Page and application data records ::
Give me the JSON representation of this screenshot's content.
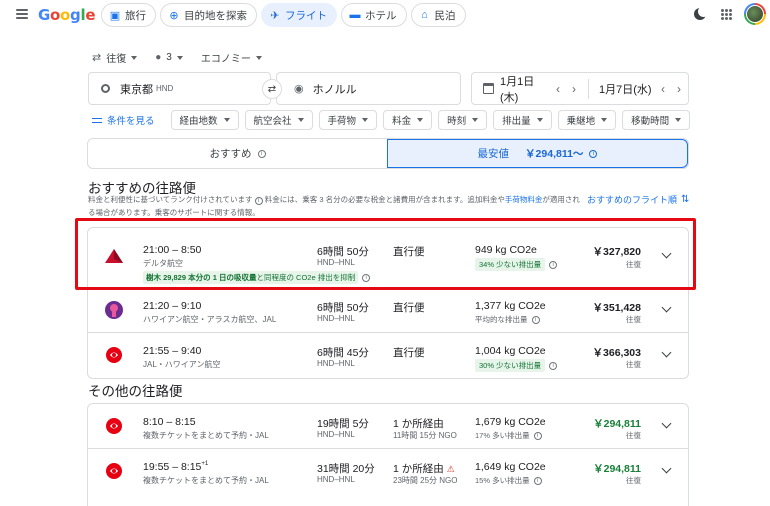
{
  "logo": {
    "g1": "G",
    "o1": "o",
    "o2": "o",
    "g2": "g",
    "l": "l",
    "e": "e"
  },
  "nav": [
    {
      "icon": "suitcase-icon",
      "glyph": "▣",
      "label": "旅行"
    },
    {
      "icon": "explore-icon",
      "glyph": "⊕",
      "label": "目的地を探索"
    },
    {
      "icon": "plane-icon",
      "glyph": "✈",
      "label": "フライト"
    },
    {
      "icon": "hotel-icon",
      "glyph": "▬",
      "label": "ホテル"
    },
    {
      "icon": "house-icon",
      "glyph": "⌂",
      "label": "民泊"
    }
  ],
  "trip": {
    "type": "往復",
    "passengers": "3",
    "cabin": "エコノミー"
  },
  "search": {
    "from": "東京都",
    "from_code": "HND",
    "to": "ホノルル",
    "depart": "1月1日(木)",
    "return": "1月7日(水)"
  },
  "filters": {
    "all": "条件を見る",
    "chips": [
      "経由地数",
      "航空会社",
      "手荷物",
      "料金",
      "時刻",
      "排出量",
      "乗継地",
      "移動時間"
    ]
  },
  "sort": {
    "best": "おすすめ",
    "cheapest": "最安値",
    "cheapest_price": "￥294,811～"
  },
  "best_section": {
    "title": "おすすめの往路便",
    "disclaimer_1": "料金と利便性に基づいてランク付けされています",
    "disclaimer_2": "料金には、乗客 3 名分の必要な税金と諸費用が含まれます。追加料金や",
    "disclaimer_link": "手荷物料金",
    "disclaimer_3": "が適用され",
    "disclaimer_4": "る場合があります。乗客のサポートに関する情報。",
    "sort_link": "おすすめのフライト順"
  },
  "best_flights": [
    {
      "logo": "delta",
      "times": "21:00 – 8:50",
      "sup": "",
      "airline": "デルタ航空",
      "duration": "6時間 50分",
      "route": "HND–HNL",
      "stops": "直行便",
      "stops_sub": "",
      "co2": "949 kg CO2e",
      "co2_badge": "34% 少ない排出量",
      "co2_plain": "",
      "price": "￥327,820",
      "price_sub": "往復",
      "eco_bold": "樹木 29,829 本分の 1 日の吸収量",
      "eco_rest": "と同程度の CO2e 排出を抑制"
    },
    {
      "logo": "hawaiian",
      "times": "21:20 – 9:10",
      "sup": "",
      "airline": "ハワイアン航空・アラスカ航空、JAL",
      "duration": "6時間 50分",
      "route": "HND–HNL",
      "stops": "直行便",
      "stops_sub": "",
      "co2": "1,377 kg CO2e",
      "co2_badge": "",
      "co2_plain": "平均的な排出量",
      "price": "￥351,428",
      "price_sub": "往復"
    },
    {
      "logo": "jal",
      "times": "21:55 – 9:40",
      "sup": "",
      "airline": "JAL・ハワイアン航空",
      "duration": "6時間 45分",
      "route": "HND–HNL",
      "stops": "直行便",
      "stops_sub": "",
      "co2": "1,004 kg CO2e",
      "co2_badge": "30% 少ない排出量",
      "co2_plain": "",
      "price": "￥366,303",
      "price_sub": "往復"
    }
  ],
  "other_section": {
    "title": "その他の往路便"
  },
  "other_flights": [
    {
      "logo": "jal",
      "times": "8:10 – 8:15",
      "sup": "",
      "airline": "複数チケットをまとめて予約・JAL",
      "duration": "19時間 5分",
      "route": "HND–HNL",
      "stops": "1 か所経由",
      "stops_sub": "11時間 15分 NGO",
      "co2": "1,679 kg CO2e",
      "co2_badge": "",
      "co2_plain": "17% 多い排出量",
      "price": "￥294,811",
      "price_sub": "往復"
    },
    {
      "logo": "jal",
      "times": "19:55 – 8:15",
      "sup": "+1",
      "airline": "複数チケットをまとめて予約・JAL",
      "duration": "31時間 20分",
      "route": "HND–HNL",
      "stops": "1 か所経由",
      "stops_sub": "23時間 25分 NGO",
      "co2": "1,649 kg CO2e",
      "co2_badge": "",
      "co2_plain": "15% 多い排出量",
      "price": "￥294,811",
      "price_sub": "往復"
    }
  ]
}
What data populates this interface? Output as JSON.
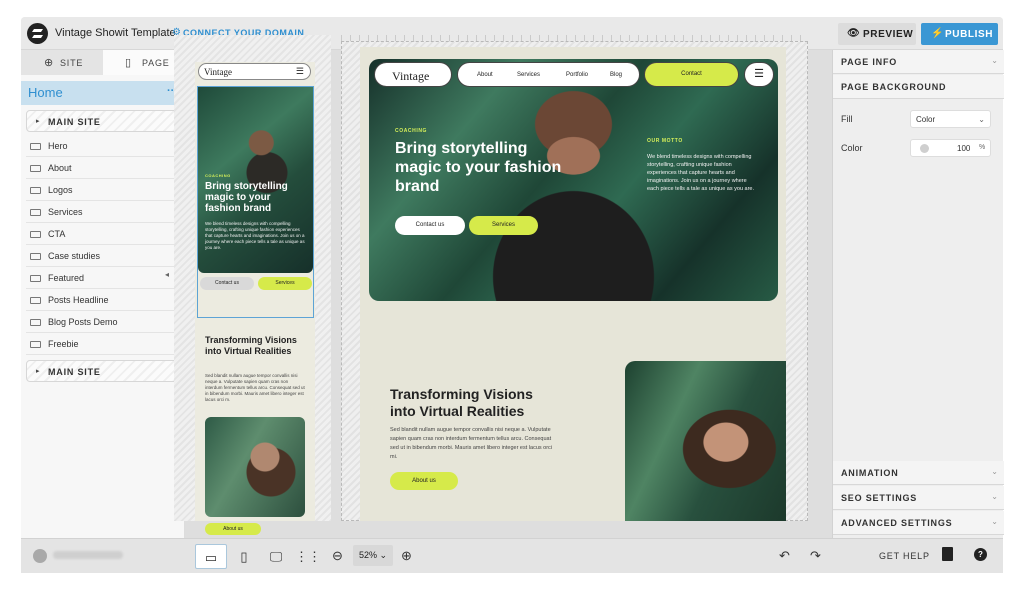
{
  "app": {
    "title": "Vintage Showit Template",
    "connect_domain": "CONNECT YOUR DOMAIN"
  },
  "topbar": {
    "preview": "PREVIEW",
    "publish": "PUBLISH"
  },
  "left_panel": {
    "tabs": [
      "SITE",
      "PAGE"
    ],
    "page_name": "Home",
    "more": "···",
    "main_site_1": "MAIN SITE",
    "main_site_2": "MAIN SITE",
    "sections": [
      "Hero",
      "About",
      "Logos",
      "Services",
      "CTA",
      "Case studies",
      "Featured",
      "Posts Headline",
      "Blog Posts Demo",
      "Freebie"
    ]
  },
  "mobile": {
    "brand": "Vintage",
    "eyebrow": "COACHING",
    "headline": "Bring storytelling magic to your fashion brand",
    "text": "We blend timeless designs with compelling storytelling, crafting unique fashion experiences that capture hearts and imaginations. Join us on a journey where each piece tells a tale as unique as you are.",
    "btn_contact": "Contact us",
    "btn_services": "Services",
    "h2": "Transforming Visions into Virtual Realities",
    "p2": "Sed blandit nullam augue tempor convallis nisi neque a. Vulputate sapien quam cras non interdum fermentum tellus arcu. Consequat sed ut in bibendum morbi. Mauris amet libero integer est lacus orci m.",
    "btn_about": "About us"
  },
  "desktop": {
    "brand": "Vintage",
    "nav": [
      "About",
      "Services",
      "Portfolio",
      "Blog"
    ],
    "contact": "Contact",
    "menu_icon": "☰",
    "eyebrow": "COACHING",
    "headline": "Bring storytelling magic to your fashion brand",
    "btn_contact": "Contact us",
    "btn_services": "Services",
    "motto_label": "OUR MOTTO",
    "motto_text": "We blend timeless designs with compelling storytelling, crafting unique fashion experiences that capture hearts and imaginations. Join us on a journey where each piece tells a tale as unique as you are.",
    "h2": "Transforming Visions into Virtual Realities",
    "p2": "Sed blandit nullam augue tempor convallis nisi neque a. Vulputate sapien quam cras non interdum fermentum tellus arcu. Consequat sed ut in bibendum morbi. Mauris amet libero integer est lacus orci mi.",
    "btn_about": "About us"
  },
  "right_panel": {
    "page_info": "PAGE INFO",
    "page_background": "PAGE BACKGROUND",
    "fill_label": "Fill",
    "fill_value": "Color",
    "color_label": "Color",
    "color_value": "100",
    "color_unit": "%",
    "animation": "ANIMATION",
    "seo": "SEO SETTINGS",
    "advanced": "ADVANCED SETTINGS"
  },
  "bottombar": {
    "zoom": "52% ⌄",
    "get_help": "GET HELP"
  },
  "colors": {
    "accent": "#3a97d4",
    "lime": "#d6ea4a",
    "page_bg": "#e6e5d8"
  }
}
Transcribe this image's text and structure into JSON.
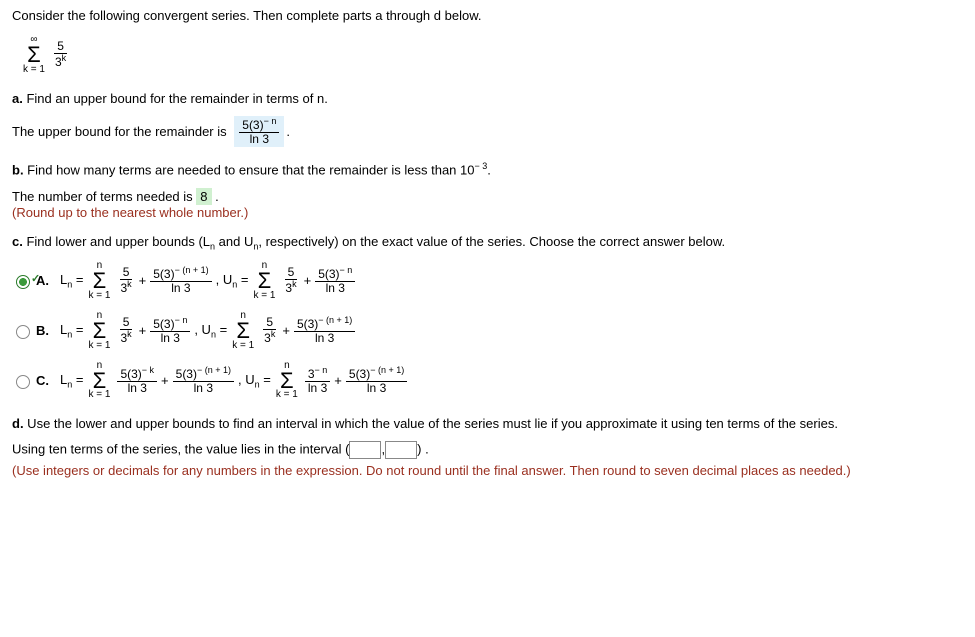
{
  "intro": "Consider the following convergent series. Then complete parts a through d below.",
  "series": {
    "top": "∞",
    "bottom": "k = 1",
    "frac_num": "5",
    "frac_den": "3",
    "frac_den_sup": "k"
  },
  "part_a": {
    "prompt": "a. Find an upper bound for the remainder in terms of n.",
    "lead": "The upper bound for the remainder is",
    "ans_num": "5(3)",
    "ans_num_sup": "− n",
    "ans_den": "ln 3",
    "period": "."
  },
  "part_b": {
    "prompt_prefix": "b. Find how many terms are needed to ensure that the remainder is less than 10",
    "prompt_exp": "− 3",
    "prompt_suffix": ".",
    "lead": "The number of terms needed is",
    "answer": "8",
    "period": ".",
    "hint": "(Round up to the nearest whole number.)"
  },
  "part_c": {
    "prompt": "c. Find lower and upper bounds (Lₙ and Uₙ, respectively) on the exact value of the series. Choose the correct answer below.",
    "options": [
      {
        "label": "A.",
        "selected": true,
        "ln_frac_num": "5",
        "ln_frac_den": "3",
        "ln_frac_den_sup": "k",
        "ln_tail_num": "5(3)",
        "ln_tail_sup": "− (n + 1)",
        "ln_tail_den": "ln 3",
        "un_frac_num": "5",
        "un_frac_den": "3",
        "un_frac_den_sup": "k",
        "un_tail_num": "5(3)",
        "un_tail_sup": "− n",
        "un_tail_den": "ln 3"
      },
      {
        "label": "B.",
        "selected": false,
        "ln_frac_num": "5",
        "ln_frac_den": "3",
        "ln_frac_den_sup": "k",
        "ln_tail_num": "5(3)",
        "ln_tail_sup": "− n",
        "ln_tail_den": "ln 3",
        "un_frac_num": "5",
        "un_frac_den": "3",
        "un_frac_den_sup": "k",
        "un_tail_num": "5(3)",
        "un_tail_sup": "− (n + 1)",
        "un_tail_den": "ln 3"
      },
      {
        "label": "C.",
        "selected": false,
        "ln_frac_num": "5(3)",
        "ln_frac_num_sup": "− k",
        "ln_frac_den": "ln 3",
        "ln_tail_num": "5(3)",
        "ln_tail_sup": "− (n + 1)",
        "ln_tail_den": "ln 3",
        "un_frac_num": "3",
        "un_frac_num_sup": "− n",
        "un_frac_den": "ln 3",
        "un_tail_num": "5(3)",
        "un_tail_sup": "− (n + 1)",
        "un_tail_den": "ln 3"
      }
    ],
    "sigma_top": "n",
    "sigma_bot": "k = 1",
    "ln_prefix": "Lₙ =",
    "un_prefix": ", Uₙ =",
    "plus": "+"
  },
  "part_d": {
    "prompt": "d. Use the lower and upper bounds to find an interval in which the value of the series must lie if you approximate it using ten terms of the series.",
    "lead": "Using ten terms of the series, the value lies in the interval",
    "paren_open": "(",
    "comma": ",",
    "paren_close": ")",
    "period": ".",
    "hint": "(Use integers or decimals for any numbers in the expression. Do not round until the final answer. Then round to seven decimal places as needed.)"
  }
}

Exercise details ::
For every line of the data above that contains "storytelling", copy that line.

Response to the task ::
    "headline": "Bring storytelling magic to your fashion brand",
    "text": "We blend timeless designs with compelling storytelling, crafting unique fashion experiences that capture hearts and imaginations. Join us on a journey where each piece tells a tale as unique as you are.",
    "headline": "Bring storytelling magic to your fashion brand",
    "motto_text": "We blend timeless designs with compelling storytelling, crafting unique fashion experiences that capture hearts and imaginations. Join us on a journey where each piece tells a tale as unique as you are.",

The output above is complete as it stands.